→ TASK ITEM:
Write out the listing beneath this instruction in its entirety, exactly as it reads.

→ SUPPLIED INFORMATION:
============================================================

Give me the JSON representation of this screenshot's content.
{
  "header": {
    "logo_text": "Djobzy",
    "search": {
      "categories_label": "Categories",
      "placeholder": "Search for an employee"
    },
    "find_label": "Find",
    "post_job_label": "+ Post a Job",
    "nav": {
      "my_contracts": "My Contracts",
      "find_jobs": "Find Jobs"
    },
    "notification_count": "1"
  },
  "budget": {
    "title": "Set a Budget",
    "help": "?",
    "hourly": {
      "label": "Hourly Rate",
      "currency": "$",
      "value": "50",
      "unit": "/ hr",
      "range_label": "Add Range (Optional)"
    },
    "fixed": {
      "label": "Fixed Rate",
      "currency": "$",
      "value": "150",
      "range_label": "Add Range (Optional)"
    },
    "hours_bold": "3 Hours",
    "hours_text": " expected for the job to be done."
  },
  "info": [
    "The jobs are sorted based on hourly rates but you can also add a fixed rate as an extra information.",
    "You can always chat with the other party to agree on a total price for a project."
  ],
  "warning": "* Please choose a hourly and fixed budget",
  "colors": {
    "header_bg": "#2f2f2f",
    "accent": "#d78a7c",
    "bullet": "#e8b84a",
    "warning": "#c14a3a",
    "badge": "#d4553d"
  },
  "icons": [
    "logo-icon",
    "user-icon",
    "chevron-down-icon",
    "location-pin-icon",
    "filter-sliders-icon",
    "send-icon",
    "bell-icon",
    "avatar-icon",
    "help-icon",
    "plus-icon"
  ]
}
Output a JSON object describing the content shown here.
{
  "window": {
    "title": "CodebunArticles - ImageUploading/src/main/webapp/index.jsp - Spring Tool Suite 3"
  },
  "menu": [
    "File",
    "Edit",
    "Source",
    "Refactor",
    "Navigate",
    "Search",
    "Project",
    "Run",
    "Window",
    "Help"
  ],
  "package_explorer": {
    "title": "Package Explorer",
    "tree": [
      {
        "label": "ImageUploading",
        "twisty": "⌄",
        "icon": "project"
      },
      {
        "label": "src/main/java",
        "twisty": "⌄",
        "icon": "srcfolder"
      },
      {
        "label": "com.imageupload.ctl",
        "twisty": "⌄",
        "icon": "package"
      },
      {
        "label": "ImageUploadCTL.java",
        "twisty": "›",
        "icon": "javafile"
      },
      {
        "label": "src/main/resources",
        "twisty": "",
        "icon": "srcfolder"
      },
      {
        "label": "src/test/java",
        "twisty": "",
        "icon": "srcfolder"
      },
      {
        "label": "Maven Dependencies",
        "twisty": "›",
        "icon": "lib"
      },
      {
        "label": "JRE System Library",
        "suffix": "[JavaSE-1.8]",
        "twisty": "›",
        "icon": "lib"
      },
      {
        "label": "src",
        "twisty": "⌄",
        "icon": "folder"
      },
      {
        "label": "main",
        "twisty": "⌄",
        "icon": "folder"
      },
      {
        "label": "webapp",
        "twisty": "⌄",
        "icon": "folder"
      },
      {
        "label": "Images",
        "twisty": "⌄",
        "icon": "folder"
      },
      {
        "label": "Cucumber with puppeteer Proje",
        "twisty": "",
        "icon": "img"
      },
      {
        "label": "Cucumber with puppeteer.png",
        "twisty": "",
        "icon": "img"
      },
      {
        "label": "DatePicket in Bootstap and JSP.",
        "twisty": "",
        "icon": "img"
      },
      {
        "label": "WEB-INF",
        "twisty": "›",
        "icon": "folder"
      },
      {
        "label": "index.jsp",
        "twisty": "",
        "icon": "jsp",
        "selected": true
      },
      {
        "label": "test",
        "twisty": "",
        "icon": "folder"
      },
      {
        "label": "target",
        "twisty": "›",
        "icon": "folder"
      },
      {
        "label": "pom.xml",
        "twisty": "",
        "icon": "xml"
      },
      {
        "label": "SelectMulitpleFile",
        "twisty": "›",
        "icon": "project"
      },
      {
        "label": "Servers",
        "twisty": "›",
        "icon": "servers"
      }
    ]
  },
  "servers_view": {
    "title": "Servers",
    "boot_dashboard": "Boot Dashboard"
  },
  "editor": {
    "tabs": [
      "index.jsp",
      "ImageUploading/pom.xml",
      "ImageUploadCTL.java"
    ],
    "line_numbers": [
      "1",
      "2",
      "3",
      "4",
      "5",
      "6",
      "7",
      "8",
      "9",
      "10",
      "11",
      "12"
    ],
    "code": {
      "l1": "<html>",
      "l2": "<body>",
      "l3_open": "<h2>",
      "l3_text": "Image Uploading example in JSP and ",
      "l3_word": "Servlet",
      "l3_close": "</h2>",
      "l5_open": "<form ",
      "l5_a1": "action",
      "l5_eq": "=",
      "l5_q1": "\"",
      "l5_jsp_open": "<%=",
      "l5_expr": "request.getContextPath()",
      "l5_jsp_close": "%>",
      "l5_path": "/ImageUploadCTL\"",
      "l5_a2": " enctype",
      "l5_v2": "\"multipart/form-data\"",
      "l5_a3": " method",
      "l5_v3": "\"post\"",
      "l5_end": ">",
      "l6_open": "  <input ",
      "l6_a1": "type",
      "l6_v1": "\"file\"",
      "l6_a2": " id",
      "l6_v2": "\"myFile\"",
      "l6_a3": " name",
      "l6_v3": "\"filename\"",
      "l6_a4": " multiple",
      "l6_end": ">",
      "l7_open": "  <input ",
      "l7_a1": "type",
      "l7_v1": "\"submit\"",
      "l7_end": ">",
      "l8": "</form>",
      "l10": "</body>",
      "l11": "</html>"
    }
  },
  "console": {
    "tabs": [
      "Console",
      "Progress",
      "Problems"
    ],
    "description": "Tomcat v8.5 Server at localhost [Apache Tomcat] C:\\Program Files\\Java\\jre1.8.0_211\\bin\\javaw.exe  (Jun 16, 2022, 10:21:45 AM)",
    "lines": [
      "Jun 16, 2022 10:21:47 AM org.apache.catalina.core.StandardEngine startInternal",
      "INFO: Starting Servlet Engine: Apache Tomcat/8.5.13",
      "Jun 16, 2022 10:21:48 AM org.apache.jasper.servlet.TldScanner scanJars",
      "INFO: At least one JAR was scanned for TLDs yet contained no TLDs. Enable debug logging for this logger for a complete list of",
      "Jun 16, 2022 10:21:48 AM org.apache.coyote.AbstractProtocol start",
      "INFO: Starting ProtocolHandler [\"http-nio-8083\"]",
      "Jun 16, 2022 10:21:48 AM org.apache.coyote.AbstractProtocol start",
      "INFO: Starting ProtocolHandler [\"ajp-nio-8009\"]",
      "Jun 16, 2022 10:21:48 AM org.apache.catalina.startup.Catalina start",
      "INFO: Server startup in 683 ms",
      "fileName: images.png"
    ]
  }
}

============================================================

→ ANSWER FOR THE TASK:
Give me the JSON representation of this screenshot's content.
{
  "header": {
    "logo_text": "Djobzy",
    "search": {
      "categories_label": "Categories",
      "placeholder": "Search for an employee"
    },
    "find_label": "Find",
    "post_job_label": "+ Post a Job",
    "nav": {
      "my_contracts": "My Contracts",
      "find_jobs": "Find Jobs"
    },
    "notification_count": "1"
  },
  "budget": {
    "title": "Set a Budget",
    "help": "?",
    "hourly": {
      "label": "Hourly Rate",
      "currency": "$",
      "value": "50",
      "unit": "/ hr",
      "range_label": "Add Range (Optional)"
    },
    "fixed": {
      "label": "Fixed Rate",
      "currency": "$",
      "value": "150",
      "range_label": "Add Range (Optional)"
    },
    "hours_bold": "3 Hours",
    "hours_text": " expected for the job to be done."
  },
  "info": [
    "The jobs are sorted based on hourly rates but you can also add a fixed rate as an extra information.",
    "You can always chat with the other party to agree on a total price for a project."
  ],
  "warning": "* Please choose a hourly and fixed budget",
  "colors": {
    "header_bg": "#2f2f2f",
    "accent": "#d78a7c",
    "bullet": "#e8b84a",
    "warning": "#c14a3a",
    "badge": "#d4553d"
  },
  "icons": [
    "logo-icon",
    "user-icon",
    "chevron-down-icon",
    "location-pin-icon",
    "filter-sliders-icon",
    "send-icon",
    "bell-icon",
    "avatar-icon",
    "help-icon",
    "plus-icon"
  ]
}
Output a JSON object describing the content shown here.
{
  "window": {
    "title": "CodebunArticles - ImageUploading/src/main/webapp/index.jsp - Spring Tool Suite 3"
  },
  "menu": [
    "File",
    "Edit",
    "Source",
    "Refactor",
    "Navigate",
    "Search",
    "Project",
    "Run",
    "Window",
    "Help"
  ],
  "package_explorer": {
    "title": "Package Explorer",
    "tree": [
      {
        "label": "ImageUploading",
        "twisty": "⌄",
        "icon": "project"
      },
      {
        "label": "src/main/java",
        "twisty": "⌄",
        "icon": "srcfolder"
      },
      {
        "label": "com.imageupload.ctl",
        "twisty": "⌄",
        "icon": "package"
      },
      {
        "label": "ImageUploadCTL.java",
        "twisty": "›",
        "icon": "javafile"
      },
      {
        "label": "src/main/resources",
        "twisty": "",
        "icon": "srcfolder"
      },
      {
        "label": "src/test/java",
        "twisty": "",
        "icon": "srcfolder"
      },
      {
        "label": "Maven Dependencies",
        "twisty": "›",
        "icon": "lib"
      },
      {
        "label": "JRE System Library",
        "suffix": "[JavaSE-1.8]",
        "twisty": "›",
        "icon": "lib"
      },
      {
        "label": "src",
        "twisty": "⌄",
        "icon": "folder"
      },
      {
        "label": "main",
        "twisty": "⌄",
        "icon": "folder"
      },
      {
        "label": "webapp",
        "twisty": "⌄",
        "icon": "folder"
      },
      {
        "label": "Images",
        "twisty": "⌄",
        "icon": "folder"
      },
      {
        "label": "Cucumber with puppeteer Proje",
        "twisty": "",
        "icon": "img"
      },
      {
        "label": "Cucumber with puppeteer.png",
        "twisty": "",
        "icon": "img"
      },
      {
        "label": "DatePicket in Bootstap and JSP.",
        "twisty": "",
        "icon": "img"
      },
      {
        "label": "WEB-INF",
        "twisty": "›",
        "icon": "folder"
      },
      {
        "label": "index.jsp",
        "twisty": "",
        "icon": "jsp",
        "selected": true
      },
      {
        "label": "test",
        "twisty": "",
        "icon": "folder"
      },
      {
        "label": "target",
        "twisty": "›",
        "icon": "folder"
      },
      {
        "label": "pom.xml",
        "twisty": "",
        "icon": "xml"
      },
      {
        "label": "SelectMulitpleFile",
        "twisty": "›",
        "icon": "project"
      },
      {
        "label": "Servers",
        "twisty": "›",
        "icon": "servers"
      }
    ]
  },
  "servers_view": {
    "title": "Servers",
    "boot_dashboard": "Boot Dashboard"
  },
  "editor": {
    "tabs": [
      "index.jsp",
      "ImageUploading/pom.xml",
      "ImageUploadCTL.java"
    ],
    "line_numbers": [
      "1",
      "2",
      "3",
      "4",
      "5",
      "6",
      "7",
      "8",
      "9",
      "10",
      "11",
      "12"
    ],
    "code": {
      "l1": "<html>",
      "l2": "<body>",
      "l3_open": "<h2>",
      "l3_text": "Image Uploading example in JSP and ",
      "l3_word": "Servlet",
      "l3_close": "</h2>",
      "l5_open": "<form ",
      "l5_a1": "action",
      "l5_eq": "=",
      "l5_q1": "\"",
      "l5_jsp_open": "<%=",
      "l5_expr": "request.getContextPath()",
      "l5_jsp_close": "%>",
      "l5_path": "/ImageUploadCTL\"",
      "l5_a2": " enctype",
      "l5_v2": "\"multipart/form-data\"",
      "l5_a3": " method",
      "l5_v3": "\"post\"",
      "l5_end": ">",
      "l6_open": "  <input ",
      "l6_a1": "type",
      "l6_v1": "\"file\"",
      "l6_a2": " id",
      "l6_v2": "\"myFile\"",
      "l6_a3": " name",
      "l6_v3": "\"filename\"",
      "l6_a4": " multiple",
      "l6_end": ">",
      "l7_open": "  <input ",
      "l7_a1": "type",
      "l7_v1": "\"submit\"",
      "l7_end": ">",
      "l8": "</form>",
      "l10": "</body>",
      "l11": "</html>"
    }
  },
  "console": {
    "tabs": [
      "Console",
      "Progress",
      "Problems"
    ],
    "description": "Tomcat v8.5 Server at localhost [Apache Tomcat] C:\\Program Files\\Java\\jre1.8.0_211\\bin\\javaw.exe  (Jun 16, 2022, 10:21:45 AM)",
    "lines": [
      "Jun 16, 2022 10:21:47 AM org.apache.catalina.core.StandardEngine startInternal",
      "INFO: Starting Servlet Engine: Apache Tomcat/8.5.13",
      "Jun 16, 2022 10:21:48 AM org.apache.jasper.servlet.TldScanner scanJars",
      "INFO: At least one JAR was scanned for TLDs yet contained no TLDs. Enable debug logging for this logger for a complete list of",
      "Jun 16, 2022 10:21:48 AM org.apache.coyote.AbstractProtocol start",
      "INFO: Starting ProtocolHandler [\"http-nio-8083\"]",
      "Jun 16, 2022 10:21:48 AM org.apache.coyote.AbstractProtocol start",
      "INFO: Starting ProtocolHandler [\"ajp-nio-8009\"]",
      "Jun 16, 2022 10:21:48 AM org.apache.catalina.startup.Catalina start",
      "INFO: Server startup in 683 ms",
      "fileName: images.png"
    ]
  }
}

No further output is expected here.